CHARLESTON, W.Va. -- A bill sponsored by Sen. Joe Manchin, D-W.Va., would severely harm efforts to develop and deploy technology to capture greenhouse gas pollution from coal-fired power plants, a congressional subcommittee was told Thursday.
Manchin has joined with Rep. Ed Whitfield, R-Ky., on a bill that would block the Obama administration's current plans to issue he first-ever limits on carbon dioxide emissions from power plants as part of broader effort to curb climate change.
On Thursday, House Republicans scheduled a hearing to promote the Manchin-Whitfield proposal and to repeat their concerns that the U.S. Environmental Protection Agency is wrongly targeting the coal industry.
Testifying before a House Energy and Commerce subcommittee, Manchin complained that EPA "is holding the coal industry to impossible standards" and that utilities are "still a ways off" from developing carbon capture and storage technology, or CCS.
But other witnesses at the hearing said that concrete rules like those proposed by EPA would actually help the coal industry, and that Manchin's plan to delay the agency would do more harm than good for mining communities.
Susan Tierney, an energy and economics consultant with the Boston-based Analysis Group, told lawmakers that the EPA rules "will help to clarify the rules of the road" for both coal and natural gas.
"Having clear rules and policy stability will help support a positive investment environment at a time when new generating capacity and investor support for billions in financing will be needed in many parts of the country," Tierney testified.
David Hawkins, director of climate programs for the Natural Resources Defense Council, said that the legislation "would not improve the lot of coal producers or communities in coal country."
"Rather, it would destroy power sector interest in deploying carbon capture and storage systems - the one technology that could provide a pathway for more sustainable use of coal," Hawkins said in his testimony.

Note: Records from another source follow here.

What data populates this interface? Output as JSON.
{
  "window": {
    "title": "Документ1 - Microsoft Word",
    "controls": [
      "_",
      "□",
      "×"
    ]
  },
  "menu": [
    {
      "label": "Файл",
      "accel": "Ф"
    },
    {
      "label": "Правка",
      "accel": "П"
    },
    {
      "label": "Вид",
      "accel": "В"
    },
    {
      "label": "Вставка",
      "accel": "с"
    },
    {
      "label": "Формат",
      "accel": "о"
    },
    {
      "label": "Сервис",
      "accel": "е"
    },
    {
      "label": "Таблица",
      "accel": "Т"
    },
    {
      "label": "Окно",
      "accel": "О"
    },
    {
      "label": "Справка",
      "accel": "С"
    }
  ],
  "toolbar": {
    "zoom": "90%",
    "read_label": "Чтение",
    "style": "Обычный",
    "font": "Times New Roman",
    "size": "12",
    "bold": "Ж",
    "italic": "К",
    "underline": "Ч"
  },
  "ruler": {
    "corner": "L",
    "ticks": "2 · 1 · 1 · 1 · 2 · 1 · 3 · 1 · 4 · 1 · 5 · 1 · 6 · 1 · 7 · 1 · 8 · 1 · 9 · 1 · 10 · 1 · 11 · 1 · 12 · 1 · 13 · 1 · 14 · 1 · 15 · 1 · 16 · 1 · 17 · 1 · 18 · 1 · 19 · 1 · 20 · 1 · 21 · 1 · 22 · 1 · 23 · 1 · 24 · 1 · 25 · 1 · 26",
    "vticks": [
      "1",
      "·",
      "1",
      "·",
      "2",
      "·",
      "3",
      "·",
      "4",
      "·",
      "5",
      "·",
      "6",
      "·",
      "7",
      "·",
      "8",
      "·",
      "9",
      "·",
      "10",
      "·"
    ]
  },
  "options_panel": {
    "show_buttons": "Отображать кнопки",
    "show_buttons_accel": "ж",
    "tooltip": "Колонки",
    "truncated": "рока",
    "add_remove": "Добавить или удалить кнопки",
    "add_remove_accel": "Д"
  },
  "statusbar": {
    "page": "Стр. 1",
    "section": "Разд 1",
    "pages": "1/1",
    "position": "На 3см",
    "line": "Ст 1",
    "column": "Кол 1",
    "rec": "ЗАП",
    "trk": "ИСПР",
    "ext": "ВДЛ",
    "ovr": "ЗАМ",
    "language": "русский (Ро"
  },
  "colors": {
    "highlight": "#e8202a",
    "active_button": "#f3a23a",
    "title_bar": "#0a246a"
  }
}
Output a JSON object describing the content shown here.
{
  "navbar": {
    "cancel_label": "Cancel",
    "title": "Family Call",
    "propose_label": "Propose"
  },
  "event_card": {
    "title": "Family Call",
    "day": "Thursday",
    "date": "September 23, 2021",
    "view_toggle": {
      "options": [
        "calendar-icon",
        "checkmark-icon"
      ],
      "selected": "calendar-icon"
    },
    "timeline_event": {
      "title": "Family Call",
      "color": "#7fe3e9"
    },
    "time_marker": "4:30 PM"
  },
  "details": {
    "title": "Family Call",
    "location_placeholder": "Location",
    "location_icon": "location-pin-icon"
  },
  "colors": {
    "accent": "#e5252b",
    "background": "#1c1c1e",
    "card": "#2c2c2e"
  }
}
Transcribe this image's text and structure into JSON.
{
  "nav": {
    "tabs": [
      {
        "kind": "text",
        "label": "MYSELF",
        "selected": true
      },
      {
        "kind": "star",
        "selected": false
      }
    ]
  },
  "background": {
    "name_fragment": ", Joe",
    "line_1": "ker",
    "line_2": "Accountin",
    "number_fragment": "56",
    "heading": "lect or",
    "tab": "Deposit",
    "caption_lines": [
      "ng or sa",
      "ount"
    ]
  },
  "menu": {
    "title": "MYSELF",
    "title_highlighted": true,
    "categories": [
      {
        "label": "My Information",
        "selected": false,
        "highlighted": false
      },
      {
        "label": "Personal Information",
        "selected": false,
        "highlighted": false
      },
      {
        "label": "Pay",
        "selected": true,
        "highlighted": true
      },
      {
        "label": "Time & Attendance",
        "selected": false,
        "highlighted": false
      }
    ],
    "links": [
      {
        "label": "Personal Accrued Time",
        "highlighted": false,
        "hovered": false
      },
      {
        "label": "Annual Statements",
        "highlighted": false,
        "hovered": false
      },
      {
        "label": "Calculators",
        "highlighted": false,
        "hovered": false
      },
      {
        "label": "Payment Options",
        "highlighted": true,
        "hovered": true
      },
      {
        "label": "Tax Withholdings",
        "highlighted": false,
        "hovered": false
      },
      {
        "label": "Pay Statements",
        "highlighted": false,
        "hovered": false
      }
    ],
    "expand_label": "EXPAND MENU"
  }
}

For years, scientists have been urging major cuts in emissions of carbon dioxide and other greenhouse gases to avoid the worst impacts of rising global temperatures.